#### Activity
Lines that include the string "right" are the ones to copy from the entries below.

#### Website and app data records
=-=-=
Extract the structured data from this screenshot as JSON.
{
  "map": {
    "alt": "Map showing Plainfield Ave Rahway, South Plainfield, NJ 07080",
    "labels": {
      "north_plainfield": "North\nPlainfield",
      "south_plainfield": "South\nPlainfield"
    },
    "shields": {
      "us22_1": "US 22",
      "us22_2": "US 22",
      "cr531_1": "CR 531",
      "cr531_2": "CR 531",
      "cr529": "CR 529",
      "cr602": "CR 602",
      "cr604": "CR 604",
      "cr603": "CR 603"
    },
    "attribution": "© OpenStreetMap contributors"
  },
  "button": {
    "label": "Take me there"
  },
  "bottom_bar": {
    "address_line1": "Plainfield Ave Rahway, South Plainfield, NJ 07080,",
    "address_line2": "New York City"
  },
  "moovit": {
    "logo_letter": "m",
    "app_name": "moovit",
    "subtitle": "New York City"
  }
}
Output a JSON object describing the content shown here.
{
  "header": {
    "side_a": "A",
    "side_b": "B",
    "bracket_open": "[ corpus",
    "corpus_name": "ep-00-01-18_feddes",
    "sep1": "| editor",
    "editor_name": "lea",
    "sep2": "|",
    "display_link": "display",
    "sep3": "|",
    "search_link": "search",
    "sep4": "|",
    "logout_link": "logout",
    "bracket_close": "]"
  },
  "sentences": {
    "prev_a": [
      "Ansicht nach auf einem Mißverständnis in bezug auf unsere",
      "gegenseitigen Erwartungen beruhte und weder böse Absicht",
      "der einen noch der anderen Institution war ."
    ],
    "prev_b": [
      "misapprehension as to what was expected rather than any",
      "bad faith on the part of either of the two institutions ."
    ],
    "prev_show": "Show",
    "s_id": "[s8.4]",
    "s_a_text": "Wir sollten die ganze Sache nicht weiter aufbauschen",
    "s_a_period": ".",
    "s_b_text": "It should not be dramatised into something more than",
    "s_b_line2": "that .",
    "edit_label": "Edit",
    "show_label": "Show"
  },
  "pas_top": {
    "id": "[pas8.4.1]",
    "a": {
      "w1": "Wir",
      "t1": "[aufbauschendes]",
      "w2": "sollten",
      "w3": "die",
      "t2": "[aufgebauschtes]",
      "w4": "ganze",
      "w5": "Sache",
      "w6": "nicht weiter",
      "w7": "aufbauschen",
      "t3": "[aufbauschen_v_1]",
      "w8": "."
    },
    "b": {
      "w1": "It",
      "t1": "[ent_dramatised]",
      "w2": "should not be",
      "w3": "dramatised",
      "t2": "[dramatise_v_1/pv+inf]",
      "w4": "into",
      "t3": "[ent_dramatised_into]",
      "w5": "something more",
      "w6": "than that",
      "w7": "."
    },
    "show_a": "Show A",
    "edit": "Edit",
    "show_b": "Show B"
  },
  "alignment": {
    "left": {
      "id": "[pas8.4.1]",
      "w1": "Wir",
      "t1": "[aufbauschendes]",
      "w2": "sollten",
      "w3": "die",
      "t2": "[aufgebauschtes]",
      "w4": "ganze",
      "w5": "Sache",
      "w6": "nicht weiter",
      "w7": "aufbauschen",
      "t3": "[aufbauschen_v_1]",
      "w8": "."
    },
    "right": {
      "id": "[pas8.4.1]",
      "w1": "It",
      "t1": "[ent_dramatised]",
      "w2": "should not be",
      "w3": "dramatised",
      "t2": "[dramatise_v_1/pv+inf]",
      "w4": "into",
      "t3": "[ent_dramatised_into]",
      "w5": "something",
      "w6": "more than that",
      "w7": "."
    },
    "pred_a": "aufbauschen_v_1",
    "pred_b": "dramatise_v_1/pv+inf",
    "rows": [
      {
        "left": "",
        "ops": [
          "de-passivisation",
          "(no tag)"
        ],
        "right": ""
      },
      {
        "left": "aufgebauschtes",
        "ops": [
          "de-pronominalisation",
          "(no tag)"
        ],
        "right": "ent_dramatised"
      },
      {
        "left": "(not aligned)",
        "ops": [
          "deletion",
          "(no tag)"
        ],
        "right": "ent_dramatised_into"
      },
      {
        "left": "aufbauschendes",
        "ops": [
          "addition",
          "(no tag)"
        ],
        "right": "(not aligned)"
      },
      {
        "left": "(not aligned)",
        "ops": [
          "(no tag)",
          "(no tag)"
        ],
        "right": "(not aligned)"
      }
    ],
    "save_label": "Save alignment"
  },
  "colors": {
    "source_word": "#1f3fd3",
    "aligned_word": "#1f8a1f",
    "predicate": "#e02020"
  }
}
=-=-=
#### Task solution
    "right": {
        "right": ""
        "right": "ent_dramatised"
        "right": "ent_dramatised_into"
        "right": "(not aligned)"
        "right": "(not aligned)"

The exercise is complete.